#### Your task:
Return only how many lines in the data include the string "offset".
START Data section
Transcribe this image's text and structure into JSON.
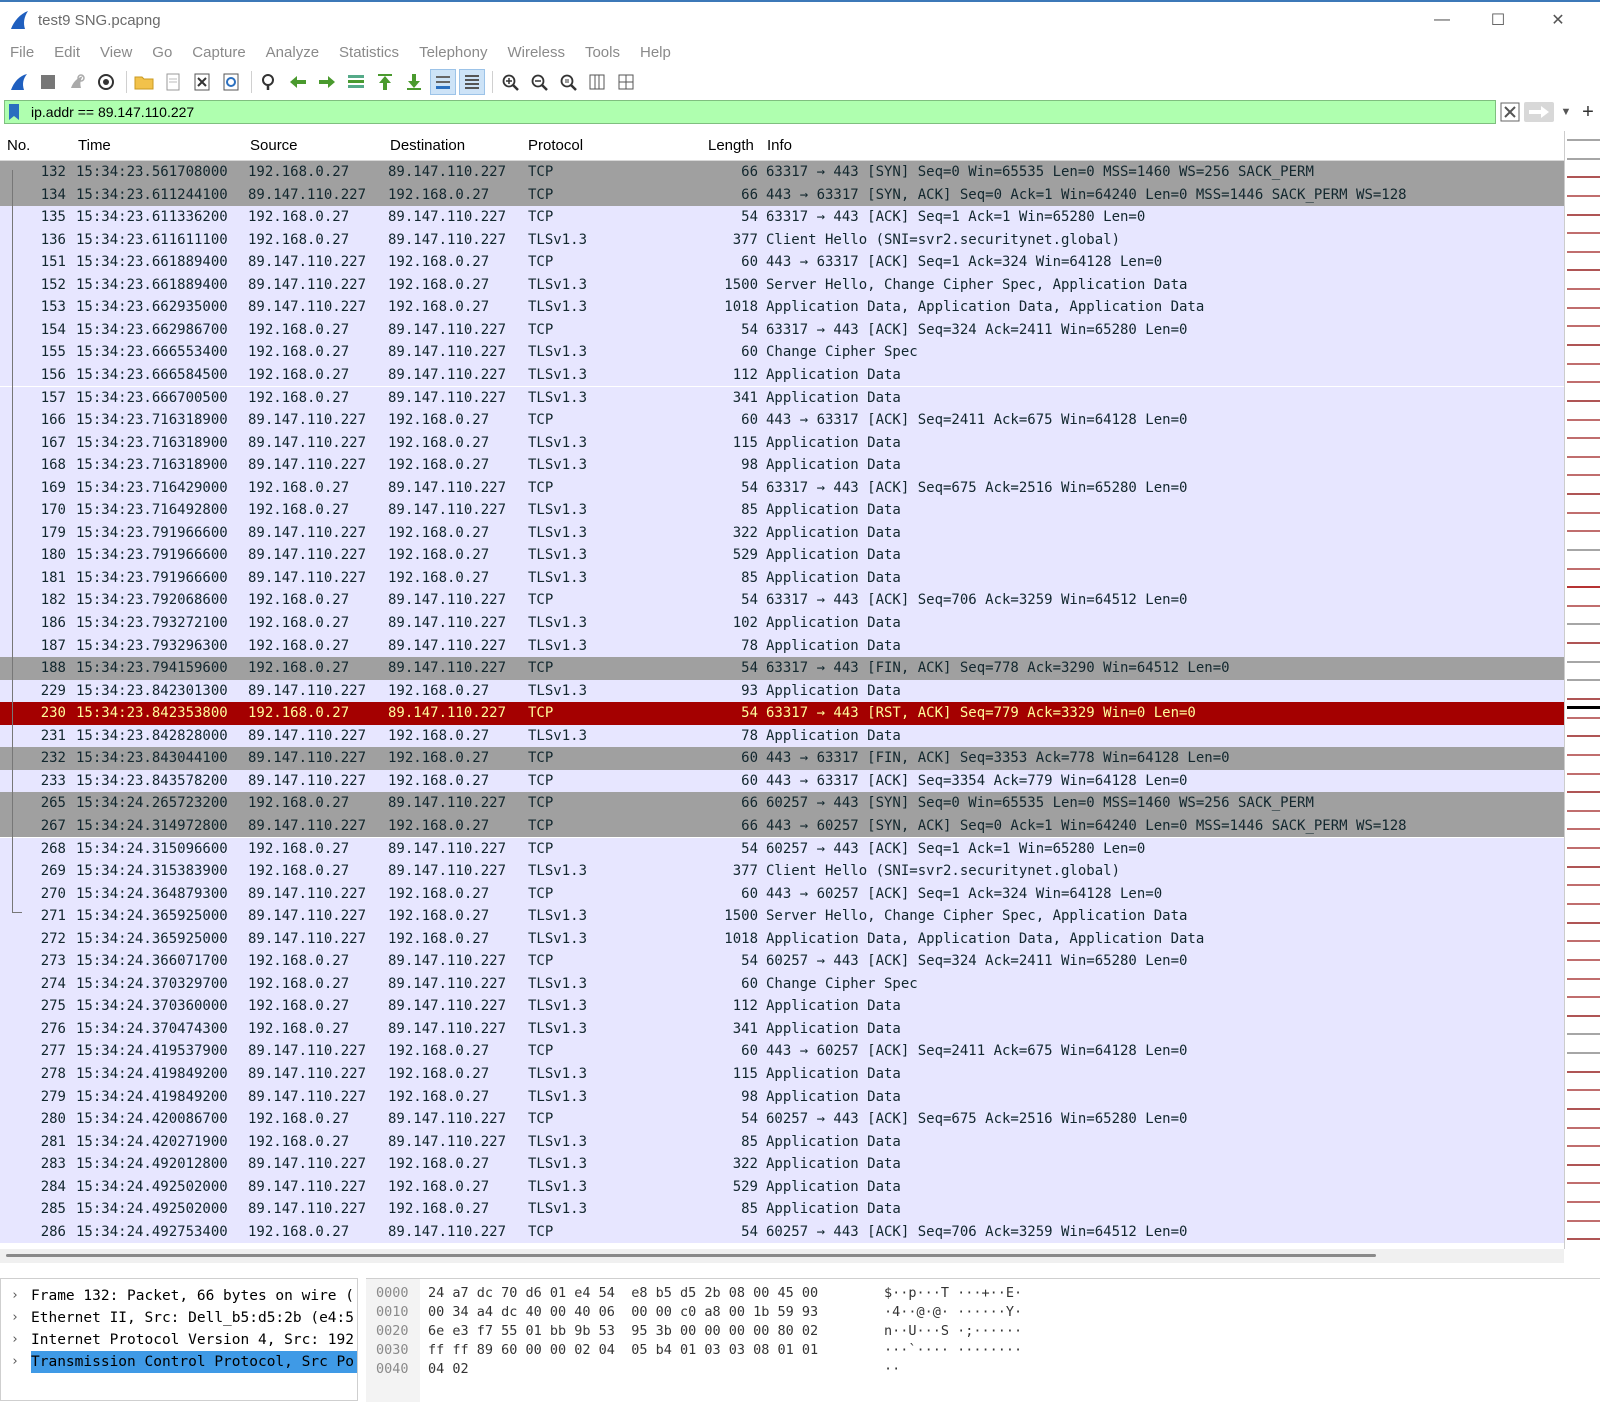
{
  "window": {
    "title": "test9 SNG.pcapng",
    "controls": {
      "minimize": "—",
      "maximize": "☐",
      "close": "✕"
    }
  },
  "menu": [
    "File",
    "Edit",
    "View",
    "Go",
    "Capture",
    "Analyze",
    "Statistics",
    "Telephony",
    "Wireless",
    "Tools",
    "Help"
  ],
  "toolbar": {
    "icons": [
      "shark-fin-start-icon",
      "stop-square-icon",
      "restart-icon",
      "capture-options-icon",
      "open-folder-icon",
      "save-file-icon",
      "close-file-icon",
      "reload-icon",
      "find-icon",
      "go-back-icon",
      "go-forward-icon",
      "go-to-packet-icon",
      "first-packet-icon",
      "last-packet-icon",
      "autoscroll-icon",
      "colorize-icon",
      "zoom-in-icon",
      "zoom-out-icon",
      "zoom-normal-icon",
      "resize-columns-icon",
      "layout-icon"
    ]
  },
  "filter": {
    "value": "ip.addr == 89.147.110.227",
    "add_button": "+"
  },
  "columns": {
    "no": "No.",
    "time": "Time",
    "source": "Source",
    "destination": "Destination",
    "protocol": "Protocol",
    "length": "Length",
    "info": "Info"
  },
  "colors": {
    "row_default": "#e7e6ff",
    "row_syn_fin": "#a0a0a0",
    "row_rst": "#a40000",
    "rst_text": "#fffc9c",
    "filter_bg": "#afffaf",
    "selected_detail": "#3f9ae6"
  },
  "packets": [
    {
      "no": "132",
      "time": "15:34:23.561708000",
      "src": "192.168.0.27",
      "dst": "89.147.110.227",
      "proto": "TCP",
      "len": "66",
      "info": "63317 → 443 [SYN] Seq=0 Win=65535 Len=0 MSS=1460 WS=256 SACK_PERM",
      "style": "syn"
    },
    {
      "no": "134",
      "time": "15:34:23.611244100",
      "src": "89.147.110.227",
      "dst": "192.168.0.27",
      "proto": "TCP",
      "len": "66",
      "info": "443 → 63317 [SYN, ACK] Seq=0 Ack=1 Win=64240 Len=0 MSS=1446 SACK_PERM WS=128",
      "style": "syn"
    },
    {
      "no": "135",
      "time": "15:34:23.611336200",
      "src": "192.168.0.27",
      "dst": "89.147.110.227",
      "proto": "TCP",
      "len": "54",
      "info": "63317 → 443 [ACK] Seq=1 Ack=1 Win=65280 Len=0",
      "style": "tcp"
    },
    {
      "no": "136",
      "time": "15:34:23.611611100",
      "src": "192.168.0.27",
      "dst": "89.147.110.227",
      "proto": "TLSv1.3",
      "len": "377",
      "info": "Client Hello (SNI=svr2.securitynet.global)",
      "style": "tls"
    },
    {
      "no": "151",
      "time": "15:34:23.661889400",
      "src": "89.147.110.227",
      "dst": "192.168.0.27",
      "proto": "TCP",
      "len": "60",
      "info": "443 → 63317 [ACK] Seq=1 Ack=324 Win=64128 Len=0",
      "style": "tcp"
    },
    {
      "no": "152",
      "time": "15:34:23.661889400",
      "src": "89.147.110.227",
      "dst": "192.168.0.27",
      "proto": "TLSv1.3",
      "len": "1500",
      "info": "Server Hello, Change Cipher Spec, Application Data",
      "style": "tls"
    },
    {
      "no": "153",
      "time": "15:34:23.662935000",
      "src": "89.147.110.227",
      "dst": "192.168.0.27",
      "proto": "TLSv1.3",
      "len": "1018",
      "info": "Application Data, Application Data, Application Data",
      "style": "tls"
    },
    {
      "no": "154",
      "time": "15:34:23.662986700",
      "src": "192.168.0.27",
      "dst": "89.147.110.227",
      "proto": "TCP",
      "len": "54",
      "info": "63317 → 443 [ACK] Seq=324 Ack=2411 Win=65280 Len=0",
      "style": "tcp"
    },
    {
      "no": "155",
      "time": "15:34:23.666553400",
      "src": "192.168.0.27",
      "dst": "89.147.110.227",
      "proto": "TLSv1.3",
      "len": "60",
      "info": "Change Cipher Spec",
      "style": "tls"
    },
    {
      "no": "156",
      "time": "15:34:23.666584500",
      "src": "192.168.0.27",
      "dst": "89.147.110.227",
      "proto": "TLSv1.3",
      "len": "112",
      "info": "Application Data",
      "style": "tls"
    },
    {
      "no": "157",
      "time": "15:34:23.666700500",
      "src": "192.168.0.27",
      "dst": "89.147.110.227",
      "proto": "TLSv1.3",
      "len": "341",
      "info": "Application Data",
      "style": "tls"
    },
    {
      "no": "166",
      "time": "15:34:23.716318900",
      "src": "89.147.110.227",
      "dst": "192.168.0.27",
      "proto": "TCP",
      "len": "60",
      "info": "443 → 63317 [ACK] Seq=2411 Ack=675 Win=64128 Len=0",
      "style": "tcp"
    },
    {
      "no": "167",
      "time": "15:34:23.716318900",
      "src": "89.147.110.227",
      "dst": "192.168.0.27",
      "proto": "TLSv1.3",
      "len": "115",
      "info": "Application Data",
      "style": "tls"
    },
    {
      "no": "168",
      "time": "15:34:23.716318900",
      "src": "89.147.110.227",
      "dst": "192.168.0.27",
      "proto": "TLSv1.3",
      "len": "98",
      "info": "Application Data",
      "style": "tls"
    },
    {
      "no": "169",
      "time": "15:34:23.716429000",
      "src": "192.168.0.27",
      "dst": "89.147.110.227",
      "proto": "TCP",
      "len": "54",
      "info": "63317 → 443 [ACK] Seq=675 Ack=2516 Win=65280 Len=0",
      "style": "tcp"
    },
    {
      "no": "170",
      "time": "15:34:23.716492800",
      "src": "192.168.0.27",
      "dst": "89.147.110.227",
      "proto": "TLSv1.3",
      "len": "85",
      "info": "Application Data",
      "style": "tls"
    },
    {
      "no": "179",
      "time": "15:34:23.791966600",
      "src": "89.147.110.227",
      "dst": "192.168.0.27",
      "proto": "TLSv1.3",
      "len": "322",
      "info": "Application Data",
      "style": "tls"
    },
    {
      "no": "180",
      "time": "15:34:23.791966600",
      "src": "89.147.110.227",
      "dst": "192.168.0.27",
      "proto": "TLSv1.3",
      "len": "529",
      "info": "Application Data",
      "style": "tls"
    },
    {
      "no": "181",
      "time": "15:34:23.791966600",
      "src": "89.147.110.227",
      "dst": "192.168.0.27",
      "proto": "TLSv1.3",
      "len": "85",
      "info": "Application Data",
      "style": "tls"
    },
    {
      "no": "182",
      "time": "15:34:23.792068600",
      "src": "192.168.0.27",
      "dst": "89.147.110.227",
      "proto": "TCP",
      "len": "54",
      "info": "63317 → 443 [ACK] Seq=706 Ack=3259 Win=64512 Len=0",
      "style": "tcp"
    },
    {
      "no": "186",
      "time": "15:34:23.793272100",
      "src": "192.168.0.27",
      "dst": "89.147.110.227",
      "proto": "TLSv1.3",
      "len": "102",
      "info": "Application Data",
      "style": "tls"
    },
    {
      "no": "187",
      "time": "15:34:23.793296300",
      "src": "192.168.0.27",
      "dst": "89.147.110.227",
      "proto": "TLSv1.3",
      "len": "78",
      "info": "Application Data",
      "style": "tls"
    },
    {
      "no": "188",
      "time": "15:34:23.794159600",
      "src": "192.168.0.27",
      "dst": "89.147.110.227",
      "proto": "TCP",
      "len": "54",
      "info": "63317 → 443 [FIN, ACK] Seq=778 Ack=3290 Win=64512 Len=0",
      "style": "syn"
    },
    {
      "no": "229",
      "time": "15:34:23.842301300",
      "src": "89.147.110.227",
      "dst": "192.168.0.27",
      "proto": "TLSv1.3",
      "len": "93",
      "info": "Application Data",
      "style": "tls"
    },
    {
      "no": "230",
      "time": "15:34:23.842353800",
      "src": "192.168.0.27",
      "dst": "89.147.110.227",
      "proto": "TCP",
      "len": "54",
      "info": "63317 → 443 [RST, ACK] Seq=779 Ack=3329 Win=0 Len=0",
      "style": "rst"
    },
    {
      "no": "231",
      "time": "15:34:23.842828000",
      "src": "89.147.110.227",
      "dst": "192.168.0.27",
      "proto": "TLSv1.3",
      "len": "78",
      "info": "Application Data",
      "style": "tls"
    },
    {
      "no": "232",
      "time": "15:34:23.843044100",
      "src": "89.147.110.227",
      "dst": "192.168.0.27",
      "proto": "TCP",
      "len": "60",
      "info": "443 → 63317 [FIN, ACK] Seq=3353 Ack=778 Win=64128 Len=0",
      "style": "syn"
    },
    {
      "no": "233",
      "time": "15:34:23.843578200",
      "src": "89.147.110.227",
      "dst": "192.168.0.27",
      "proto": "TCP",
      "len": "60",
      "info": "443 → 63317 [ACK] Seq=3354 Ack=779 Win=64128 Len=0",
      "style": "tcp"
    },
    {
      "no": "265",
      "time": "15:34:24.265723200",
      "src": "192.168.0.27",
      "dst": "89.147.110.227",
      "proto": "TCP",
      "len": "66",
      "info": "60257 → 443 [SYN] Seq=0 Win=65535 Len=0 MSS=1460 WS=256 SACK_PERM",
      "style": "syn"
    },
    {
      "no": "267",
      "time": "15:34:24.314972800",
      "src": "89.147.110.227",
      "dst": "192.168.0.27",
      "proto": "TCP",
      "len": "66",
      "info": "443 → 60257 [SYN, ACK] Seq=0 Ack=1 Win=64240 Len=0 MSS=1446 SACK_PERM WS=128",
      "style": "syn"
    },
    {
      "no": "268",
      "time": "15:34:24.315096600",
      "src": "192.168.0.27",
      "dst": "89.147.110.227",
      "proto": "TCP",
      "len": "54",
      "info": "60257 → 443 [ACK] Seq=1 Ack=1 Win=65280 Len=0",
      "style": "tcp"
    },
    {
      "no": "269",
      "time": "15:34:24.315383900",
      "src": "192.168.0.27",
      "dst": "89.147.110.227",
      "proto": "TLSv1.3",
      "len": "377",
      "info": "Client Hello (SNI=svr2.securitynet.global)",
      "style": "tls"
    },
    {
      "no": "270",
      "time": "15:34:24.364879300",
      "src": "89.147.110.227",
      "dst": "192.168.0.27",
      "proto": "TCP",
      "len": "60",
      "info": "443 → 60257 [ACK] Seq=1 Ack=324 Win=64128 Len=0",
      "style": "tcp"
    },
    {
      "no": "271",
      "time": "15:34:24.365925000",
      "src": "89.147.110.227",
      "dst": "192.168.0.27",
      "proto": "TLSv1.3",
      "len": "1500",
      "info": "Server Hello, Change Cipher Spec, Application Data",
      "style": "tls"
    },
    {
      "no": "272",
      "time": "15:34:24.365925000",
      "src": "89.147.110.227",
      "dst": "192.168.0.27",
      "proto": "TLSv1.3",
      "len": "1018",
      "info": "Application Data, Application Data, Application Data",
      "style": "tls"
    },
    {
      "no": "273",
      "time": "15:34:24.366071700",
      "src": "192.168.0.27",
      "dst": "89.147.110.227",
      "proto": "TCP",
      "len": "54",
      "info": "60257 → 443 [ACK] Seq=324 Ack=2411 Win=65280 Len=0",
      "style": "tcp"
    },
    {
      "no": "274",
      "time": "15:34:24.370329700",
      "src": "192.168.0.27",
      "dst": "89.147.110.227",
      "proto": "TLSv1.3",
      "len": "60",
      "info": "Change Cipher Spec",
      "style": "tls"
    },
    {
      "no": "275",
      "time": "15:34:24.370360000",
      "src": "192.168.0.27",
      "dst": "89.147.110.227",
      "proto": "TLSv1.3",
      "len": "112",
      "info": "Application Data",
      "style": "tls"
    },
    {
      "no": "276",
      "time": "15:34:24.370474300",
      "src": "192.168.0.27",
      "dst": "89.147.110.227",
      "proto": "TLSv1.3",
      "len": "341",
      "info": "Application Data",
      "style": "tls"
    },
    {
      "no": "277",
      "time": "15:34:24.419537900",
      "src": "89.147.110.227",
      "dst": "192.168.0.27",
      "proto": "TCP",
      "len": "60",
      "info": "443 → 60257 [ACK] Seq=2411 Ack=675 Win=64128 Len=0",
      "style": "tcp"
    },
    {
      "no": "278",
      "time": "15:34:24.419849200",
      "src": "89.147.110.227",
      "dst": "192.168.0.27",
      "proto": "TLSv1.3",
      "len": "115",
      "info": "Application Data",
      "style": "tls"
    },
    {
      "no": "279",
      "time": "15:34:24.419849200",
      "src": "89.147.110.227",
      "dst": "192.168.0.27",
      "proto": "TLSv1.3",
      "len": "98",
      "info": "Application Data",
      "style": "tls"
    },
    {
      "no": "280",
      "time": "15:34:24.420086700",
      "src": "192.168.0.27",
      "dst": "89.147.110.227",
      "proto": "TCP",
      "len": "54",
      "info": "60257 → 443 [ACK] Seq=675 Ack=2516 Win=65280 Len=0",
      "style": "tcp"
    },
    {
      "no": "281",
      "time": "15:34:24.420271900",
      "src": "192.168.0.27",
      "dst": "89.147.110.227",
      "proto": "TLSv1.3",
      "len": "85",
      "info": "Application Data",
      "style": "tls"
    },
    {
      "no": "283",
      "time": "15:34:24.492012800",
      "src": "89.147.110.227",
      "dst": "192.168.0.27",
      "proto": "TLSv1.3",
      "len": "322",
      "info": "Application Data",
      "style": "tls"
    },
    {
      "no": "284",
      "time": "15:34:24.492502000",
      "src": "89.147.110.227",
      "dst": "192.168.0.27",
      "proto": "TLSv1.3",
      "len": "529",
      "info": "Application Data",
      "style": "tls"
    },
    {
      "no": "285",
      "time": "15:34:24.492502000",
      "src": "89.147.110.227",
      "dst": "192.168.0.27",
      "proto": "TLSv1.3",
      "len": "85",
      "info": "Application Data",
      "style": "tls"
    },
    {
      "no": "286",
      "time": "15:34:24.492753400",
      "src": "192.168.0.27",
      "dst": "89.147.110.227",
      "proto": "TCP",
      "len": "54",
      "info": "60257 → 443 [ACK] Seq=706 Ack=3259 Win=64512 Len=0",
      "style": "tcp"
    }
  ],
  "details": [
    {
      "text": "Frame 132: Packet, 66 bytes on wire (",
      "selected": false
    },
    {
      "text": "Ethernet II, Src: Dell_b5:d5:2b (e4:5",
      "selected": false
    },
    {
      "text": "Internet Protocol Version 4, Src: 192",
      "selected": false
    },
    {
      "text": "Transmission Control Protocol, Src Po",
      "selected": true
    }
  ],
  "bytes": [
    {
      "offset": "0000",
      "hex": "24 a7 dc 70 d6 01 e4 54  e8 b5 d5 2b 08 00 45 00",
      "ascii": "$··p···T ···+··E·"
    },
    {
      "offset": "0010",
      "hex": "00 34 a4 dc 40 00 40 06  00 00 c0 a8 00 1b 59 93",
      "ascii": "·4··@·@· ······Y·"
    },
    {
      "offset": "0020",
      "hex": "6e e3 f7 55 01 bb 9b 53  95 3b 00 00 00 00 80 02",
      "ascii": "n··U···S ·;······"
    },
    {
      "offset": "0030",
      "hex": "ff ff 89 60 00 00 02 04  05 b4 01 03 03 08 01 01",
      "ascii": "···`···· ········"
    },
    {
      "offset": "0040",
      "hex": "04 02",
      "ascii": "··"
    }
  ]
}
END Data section
#### Result for this exercise:
5